Word for word, write out all the entries below, omitting every picture.

[Data records for software interfaces]
○ ○ ○ ○
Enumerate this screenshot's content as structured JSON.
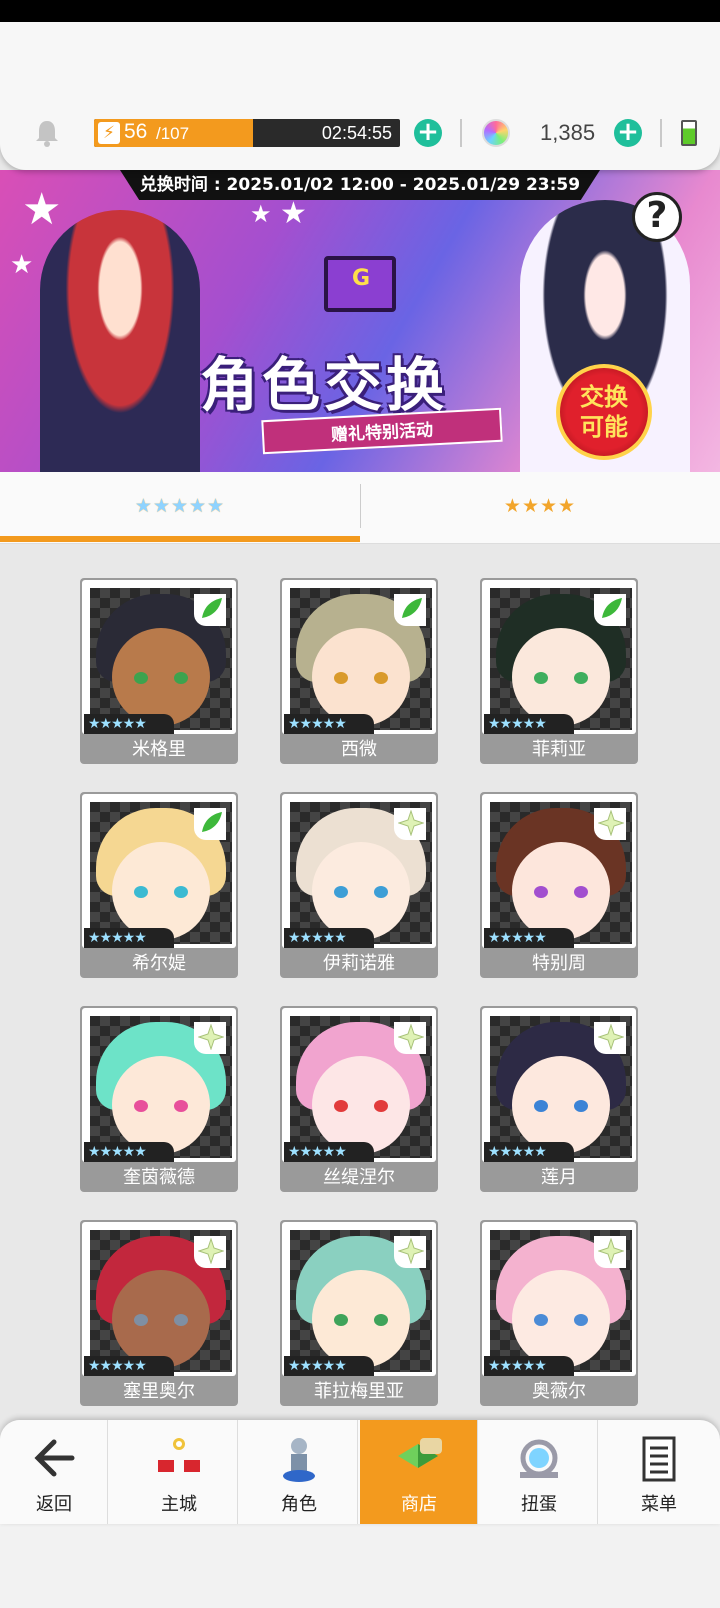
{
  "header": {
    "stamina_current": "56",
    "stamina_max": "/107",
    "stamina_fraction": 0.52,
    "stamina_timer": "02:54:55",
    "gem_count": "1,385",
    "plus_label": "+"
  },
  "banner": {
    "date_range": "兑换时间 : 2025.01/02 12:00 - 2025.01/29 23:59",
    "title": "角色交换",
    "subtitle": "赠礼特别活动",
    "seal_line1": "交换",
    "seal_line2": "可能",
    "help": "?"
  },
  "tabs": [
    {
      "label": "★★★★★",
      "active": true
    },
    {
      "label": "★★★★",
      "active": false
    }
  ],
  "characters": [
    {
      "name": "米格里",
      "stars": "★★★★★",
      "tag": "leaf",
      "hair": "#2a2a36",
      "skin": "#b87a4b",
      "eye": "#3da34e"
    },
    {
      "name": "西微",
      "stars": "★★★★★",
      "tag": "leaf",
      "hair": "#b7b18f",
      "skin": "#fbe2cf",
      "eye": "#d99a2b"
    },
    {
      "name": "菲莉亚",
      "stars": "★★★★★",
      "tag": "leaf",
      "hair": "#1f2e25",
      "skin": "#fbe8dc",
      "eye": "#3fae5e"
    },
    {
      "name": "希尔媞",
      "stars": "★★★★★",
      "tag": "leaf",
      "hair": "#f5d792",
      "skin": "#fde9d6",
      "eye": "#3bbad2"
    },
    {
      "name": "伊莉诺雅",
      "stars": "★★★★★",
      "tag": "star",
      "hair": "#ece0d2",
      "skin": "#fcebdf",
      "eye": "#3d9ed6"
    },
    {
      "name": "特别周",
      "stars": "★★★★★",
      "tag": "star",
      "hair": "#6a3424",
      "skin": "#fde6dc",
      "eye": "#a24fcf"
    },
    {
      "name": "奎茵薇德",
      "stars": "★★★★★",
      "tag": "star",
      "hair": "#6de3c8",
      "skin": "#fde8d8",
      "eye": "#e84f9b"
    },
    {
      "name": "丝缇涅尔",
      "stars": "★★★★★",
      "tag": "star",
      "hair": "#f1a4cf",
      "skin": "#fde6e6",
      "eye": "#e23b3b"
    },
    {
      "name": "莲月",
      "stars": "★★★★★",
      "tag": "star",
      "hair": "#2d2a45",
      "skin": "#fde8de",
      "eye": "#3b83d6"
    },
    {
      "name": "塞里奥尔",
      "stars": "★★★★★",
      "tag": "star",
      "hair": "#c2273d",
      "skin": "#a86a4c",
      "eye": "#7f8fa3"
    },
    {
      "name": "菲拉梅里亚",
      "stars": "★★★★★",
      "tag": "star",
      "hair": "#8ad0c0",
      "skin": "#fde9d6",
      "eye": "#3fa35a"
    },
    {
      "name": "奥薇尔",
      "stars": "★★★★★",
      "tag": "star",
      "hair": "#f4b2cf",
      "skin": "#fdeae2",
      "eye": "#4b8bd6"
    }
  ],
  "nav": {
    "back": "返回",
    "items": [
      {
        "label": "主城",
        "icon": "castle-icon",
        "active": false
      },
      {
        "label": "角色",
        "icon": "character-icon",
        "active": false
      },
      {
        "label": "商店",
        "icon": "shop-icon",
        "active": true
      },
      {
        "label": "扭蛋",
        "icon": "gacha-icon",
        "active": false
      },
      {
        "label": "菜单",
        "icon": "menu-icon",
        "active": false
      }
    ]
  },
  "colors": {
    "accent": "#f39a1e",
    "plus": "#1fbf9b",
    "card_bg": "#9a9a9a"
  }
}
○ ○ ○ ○
Your response
Enumerate this screenshot's content as structured JSON.
{
  "header": {
    "stamina_current": "56",
    "stamina_max": "/107",
    "stamina_fraction": 0.52,
    "stamina_timer": "02:54:55",
    "gem_count": "1,385",
    "plus_label": "+"
  },
  "banner": {
    "date_range": "兑换时间 : 2025.01/02 12:00 - 2025.01/29 23:59",
    "title": "角色交换",
    "subtitle": "赠礼特别活动",
    "seal_line1": "交换",
    "seal_line2": "可能",
    "help": "?"
  },
  "tabs": [
    {
      "label": "★★★★★",
      "active": true
    },
    {
      "label": "★★★★",
      "active": false
    }
  ],
  "characters": [
    {
      "name": "米格里",
      "stars": "★★★★★",
      "tag": "leaf",
      "hair": "#2a2a36",
      "skin": "#b87a4b",
      "eye": "#3da34e"
    },
    {
      "name": "西微",
      "stars": "★★★★★",
      "tag": "leaf",
      "hair": "#b7b18f",
      "skin": "#fbe2cf",
      "eye": "#d99a2b"
    },
    {
      "name": "菲莉亚",
      "stars": "★★★★★",
      "tag": "leaf",
      "hair": "#1f2e25",
      "skin": "#fbe8dc",
      "eye": "#3fae5e"
    },
    {
      "name": "希尔媞",
      "stars": "★★★★★",
      "tag": "leaf",
      "hair": "#f5d792",
      "skin": "#fde9d6",
      "eye": "#3bbad2"
    },
    {
      "name": "伊莉诺雅",
      "stars": "★★★★★",
      "tag": "star",
      "hair": "#ece0d2",
      "skin": "#fcebdf",
      "eye": "#3d9ed6"
    },
    {
      "name": "特别周",
      "stars": "★★★★★",
      "tag": "star",
      "hair": "#6a3424",
      "skin": "#fde6dc",
      "eye": "#a24fcf"
    },
    {
      "name": "奎茵薇德",
      "stars": "★★★★★",
      "tag": "star",
      "hair": "#6de3c8",
      "skin": "#fde8d8",
      "eye": "#e84f9b"
    },
    {
      "name": "丝缇涅尔",
      "stars": "★★★★★",
      "tag": "star",
      "hair": "#f1a4cf",
      "skin": "#fde6e6",
      "eye": "#e23b3b"
    },
    {
      "name": "莲月",
      "stars": "★★★★★",
      "tag": "star",
      "hair": "#2d2a45",
      "skin": "#fde8de",
      "eye": "#3b83d6"
    },
    {
      "name": "塞里奥尔",
      "stars": "★★★★★",
      "tag": "star",
      "hair": "#c2273d",
      "skin": "#a86a4c",
      "eye": "#7f8fa3"
    },
    {
      "name": "菲拉梅里亚",
      "stars": "★★★★★",
      "tag": "star",
      "hair": "#8ad0c0",
      "skin": "#fde9d6",
      "eye": "#3fa35a"
    },
    {
      "name": "奥薇尔",
      "stars": "★★★★★",
      "tag": "star",
      "hair": "#f4b2cf",
      "skin": "#fdeae2",
      "eye": "#4b8bd6"
    }
  ],
  "nav": {
    "back": "返回",
    "items": [
      {
        "label": "主城",
        "icon": "castle-icon",
        "active": false
      },
      {
        "label": "角色",
        "icon": "character-icon",
        "active": false
      },
      {
        "label": "商店",
        "icon": "shop-icon",
        "active": true
      },
      {
        "label": "扭蛋",
        "icon": "gacha-icon",
        "active": false
      },
      {
        "label": "菜单",
        "icon": "menu-icon",
        "active": false
      }
    ]
  },
  "colors": {
    "accent": "#f39a1e",
    "plus": "#1fbf9b",
    "card_bg": "#9a9a9a"
  }
}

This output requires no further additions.